(Data records for software interfaces)

━━━━━━━━

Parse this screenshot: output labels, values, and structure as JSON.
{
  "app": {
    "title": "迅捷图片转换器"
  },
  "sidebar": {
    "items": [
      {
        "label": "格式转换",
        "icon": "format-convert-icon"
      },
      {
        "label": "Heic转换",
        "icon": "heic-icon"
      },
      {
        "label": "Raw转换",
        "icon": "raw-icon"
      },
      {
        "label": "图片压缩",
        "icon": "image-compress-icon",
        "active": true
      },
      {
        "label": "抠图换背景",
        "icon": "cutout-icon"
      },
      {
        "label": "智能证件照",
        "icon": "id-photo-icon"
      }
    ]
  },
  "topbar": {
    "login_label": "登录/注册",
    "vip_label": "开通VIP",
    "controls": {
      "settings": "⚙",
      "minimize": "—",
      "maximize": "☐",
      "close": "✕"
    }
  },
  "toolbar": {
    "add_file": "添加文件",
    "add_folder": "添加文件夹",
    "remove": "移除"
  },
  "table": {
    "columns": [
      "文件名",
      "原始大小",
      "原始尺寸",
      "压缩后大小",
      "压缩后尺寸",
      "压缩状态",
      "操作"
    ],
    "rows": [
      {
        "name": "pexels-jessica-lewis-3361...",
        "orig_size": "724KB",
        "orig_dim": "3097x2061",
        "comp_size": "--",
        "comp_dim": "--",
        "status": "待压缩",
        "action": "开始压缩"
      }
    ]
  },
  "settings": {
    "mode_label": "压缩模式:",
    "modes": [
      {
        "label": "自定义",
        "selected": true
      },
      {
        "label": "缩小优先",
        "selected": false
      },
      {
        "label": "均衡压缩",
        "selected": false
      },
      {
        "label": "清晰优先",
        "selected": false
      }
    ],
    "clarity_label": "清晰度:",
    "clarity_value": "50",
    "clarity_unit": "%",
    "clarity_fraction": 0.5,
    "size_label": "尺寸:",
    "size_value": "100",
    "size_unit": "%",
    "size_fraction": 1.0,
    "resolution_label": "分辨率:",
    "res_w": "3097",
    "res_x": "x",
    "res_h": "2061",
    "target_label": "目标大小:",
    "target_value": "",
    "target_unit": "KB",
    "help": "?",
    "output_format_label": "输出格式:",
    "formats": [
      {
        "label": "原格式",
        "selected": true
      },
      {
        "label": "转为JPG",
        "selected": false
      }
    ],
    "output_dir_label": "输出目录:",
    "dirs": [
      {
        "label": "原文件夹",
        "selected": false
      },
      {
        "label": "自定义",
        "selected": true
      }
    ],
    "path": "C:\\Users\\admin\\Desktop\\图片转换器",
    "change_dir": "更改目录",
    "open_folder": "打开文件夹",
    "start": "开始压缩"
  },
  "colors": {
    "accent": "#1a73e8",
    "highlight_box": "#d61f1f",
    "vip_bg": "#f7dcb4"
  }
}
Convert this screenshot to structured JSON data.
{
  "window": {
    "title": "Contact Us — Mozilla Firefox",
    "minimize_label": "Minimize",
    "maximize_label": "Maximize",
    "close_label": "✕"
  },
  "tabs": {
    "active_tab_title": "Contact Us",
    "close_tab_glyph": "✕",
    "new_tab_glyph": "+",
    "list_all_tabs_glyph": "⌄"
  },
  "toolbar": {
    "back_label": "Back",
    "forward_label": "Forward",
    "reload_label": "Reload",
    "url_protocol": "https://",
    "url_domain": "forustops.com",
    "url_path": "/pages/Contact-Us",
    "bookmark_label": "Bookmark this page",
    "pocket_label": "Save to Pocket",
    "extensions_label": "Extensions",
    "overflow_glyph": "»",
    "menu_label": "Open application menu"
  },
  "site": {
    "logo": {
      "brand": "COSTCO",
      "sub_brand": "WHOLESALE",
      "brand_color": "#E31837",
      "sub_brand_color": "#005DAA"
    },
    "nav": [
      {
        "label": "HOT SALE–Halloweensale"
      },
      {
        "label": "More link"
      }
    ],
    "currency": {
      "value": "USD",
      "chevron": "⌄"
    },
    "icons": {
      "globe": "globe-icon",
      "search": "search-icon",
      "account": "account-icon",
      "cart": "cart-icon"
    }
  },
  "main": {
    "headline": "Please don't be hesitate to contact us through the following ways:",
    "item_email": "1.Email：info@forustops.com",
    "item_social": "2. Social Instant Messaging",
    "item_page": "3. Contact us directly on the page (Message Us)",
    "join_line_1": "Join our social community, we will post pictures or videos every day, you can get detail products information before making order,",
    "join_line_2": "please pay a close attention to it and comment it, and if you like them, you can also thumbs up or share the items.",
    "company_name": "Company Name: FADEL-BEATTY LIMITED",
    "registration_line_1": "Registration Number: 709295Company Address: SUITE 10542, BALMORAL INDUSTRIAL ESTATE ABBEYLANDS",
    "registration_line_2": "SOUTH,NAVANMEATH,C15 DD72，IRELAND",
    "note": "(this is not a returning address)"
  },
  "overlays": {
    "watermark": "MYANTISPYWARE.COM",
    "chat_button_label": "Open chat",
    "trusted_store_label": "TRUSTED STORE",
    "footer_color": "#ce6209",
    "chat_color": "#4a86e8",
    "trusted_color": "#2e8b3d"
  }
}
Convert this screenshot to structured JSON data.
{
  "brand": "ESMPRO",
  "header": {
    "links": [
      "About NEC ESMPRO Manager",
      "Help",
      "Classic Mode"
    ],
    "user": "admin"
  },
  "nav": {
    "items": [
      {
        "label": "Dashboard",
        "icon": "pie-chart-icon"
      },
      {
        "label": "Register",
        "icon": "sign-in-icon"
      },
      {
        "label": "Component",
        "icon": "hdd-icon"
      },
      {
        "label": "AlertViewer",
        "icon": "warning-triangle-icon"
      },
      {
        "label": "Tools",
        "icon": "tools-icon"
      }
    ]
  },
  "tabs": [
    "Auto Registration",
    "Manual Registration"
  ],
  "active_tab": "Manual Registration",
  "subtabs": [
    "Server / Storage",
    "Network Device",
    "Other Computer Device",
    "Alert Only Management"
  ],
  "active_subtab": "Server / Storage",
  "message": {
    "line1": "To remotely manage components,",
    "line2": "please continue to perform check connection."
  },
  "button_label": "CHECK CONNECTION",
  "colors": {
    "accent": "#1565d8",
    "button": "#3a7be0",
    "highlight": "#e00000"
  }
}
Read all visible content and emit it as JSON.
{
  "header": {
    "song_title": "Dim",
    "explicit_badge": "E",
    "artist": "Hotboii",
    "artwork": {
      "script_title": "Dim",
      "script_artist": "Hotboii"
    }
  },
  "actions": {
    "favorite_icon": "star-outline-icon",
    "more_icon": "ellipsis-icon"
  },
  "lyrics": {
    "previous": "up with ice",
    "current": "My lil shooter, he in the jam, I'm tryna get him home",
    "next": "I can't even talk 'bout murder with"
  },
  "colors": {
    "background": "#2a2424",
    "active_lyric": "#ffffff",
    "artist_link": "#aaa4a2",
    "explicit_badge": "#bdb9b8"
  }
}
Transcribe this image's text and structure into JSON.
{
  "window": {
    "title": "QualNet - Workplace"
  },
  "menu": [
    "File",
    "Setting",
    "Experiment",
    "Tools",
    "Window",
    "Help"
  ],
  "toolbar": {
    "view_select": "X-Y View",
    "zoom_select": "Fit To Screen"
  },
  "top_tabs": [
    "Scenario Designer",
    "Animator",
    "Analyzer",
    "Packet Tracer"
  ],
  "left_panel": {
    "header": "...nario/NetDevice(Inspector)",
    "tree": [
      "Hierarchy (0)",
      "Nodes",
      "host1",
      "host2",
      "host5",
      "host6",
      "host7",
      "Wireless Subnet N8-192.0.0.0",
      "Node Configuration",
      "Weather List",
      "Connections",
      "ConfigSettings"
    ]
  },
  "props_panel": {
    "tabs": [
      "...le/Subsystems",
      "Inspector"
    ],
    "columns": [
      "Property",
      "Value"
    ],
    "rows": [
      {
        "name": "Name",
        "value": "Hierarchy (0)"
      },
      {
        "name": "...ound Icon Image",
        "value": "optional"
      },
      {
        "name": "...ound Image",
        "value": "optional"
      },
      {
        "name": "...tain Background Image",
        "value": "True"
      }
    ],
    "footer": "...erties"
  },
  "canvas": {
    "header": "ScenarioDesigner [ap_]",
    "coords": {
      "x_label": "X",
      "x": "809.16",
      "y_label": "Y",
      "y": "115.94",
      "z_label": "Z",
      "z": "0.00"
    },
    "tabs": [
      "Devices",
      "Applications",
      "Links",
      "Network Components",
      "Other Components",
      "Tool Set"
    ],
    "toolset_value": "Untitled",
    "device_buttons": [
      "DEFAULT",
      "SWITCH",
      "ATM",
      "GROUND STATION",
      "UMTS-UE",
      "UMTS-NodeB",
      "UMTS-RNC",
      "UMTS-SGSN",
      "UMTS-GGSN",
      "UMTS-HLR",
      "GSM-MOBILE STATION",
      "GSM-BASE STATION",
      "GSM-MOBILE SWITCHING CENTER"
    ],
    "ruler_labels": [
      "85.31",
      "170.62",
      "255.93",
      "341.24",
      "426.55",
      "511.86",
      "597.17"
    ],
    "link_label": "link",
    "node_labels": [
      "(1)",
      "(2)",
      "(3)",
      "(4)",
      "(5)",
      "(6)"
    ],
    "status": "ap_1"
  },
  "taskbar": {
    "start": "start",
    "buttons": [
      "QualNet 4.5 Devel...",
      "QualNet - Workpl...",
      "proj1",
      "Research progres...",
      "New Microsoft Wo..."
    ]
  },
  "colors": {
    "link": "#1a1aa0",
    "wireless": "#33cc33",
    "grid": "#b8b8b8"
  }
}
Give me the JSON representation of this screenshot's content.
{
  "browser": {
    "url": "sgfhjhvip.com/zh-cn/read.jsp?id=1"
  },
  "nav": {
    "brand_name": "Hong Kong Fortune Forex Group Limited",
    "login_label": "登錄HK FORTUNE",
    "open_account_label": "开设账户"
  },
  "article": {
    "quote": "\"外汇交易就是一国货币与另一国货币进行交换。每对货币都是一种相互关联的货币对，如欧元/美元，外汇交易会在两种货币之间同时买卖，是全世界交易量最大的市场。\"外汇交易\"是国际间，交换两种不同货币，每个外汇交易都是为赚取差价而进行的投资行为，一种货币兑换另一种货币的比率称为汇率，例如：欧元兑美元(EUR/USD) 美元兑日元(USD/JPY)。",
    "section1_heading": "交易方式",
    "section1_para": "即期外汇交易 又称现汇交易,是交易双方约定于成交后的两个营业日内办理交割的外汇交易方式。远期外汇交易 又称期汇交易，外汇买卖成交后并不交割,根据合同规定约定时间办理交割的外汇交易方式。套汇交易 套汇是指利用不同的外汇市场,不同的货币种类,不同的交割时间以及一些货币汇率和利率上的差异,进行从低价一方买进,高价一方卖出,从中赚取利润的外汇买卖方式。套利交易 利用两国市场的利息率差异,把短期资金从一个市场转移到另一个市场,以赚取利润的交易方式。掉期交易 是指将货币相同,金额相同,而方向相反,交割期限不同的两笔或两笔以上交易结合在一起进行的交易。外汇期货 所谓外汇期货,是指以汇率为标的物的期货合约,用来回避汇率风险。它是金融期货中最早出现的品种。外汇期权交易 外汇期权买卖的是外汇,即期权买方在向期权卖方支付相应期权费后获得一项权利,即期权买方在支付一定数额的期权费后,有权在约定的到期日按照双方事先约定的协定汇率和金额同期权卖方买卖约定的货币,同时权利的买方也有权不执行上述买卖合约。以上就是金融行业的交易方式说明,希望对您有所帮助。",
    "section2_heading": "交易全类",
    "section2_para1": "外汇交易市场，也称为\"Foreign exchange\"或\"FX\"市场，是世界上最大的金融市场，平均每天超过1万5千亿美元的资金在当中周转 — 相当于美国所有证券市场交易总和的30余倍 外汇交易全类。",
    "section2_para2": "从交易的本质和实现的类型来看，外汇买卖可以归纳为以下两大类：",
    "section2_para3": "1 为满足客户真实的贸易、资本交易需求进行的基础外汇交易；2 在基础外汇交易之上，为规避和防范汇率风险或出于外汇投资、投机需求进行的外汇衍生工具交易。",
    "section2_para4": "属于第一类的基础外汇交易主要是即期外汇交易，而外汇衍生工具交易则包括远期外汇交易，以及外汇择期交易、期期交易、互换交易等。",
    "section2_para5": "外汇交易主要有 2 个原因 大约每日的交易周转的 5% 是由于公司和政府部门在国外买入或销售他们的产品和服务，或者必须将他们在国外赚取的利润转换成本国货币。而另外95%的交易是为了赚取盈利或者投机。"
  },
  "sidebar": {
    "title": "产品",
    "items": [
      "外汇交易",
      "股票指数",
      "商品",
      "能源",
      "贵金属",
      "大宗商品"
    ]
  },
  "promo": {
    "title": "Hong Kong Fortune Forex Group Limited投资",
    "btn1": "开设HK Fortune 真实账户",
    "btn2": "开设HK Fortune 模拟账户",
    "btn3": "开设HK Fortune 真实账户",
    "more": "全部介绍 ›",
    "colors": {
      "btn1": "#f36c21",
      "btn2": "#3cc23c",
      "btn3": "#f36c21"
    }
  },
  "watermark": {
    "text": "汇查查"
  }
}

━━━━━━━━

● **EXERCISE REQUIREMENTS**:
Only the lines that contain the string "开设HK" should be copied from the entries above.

● **TASK OUTPUT**:
    "btn1": "开设HK Fortune 真实账户",
    "btn2": "开设HK Fortune 模拟账户",
    "btn3": "开设HK Fortune 真实账户",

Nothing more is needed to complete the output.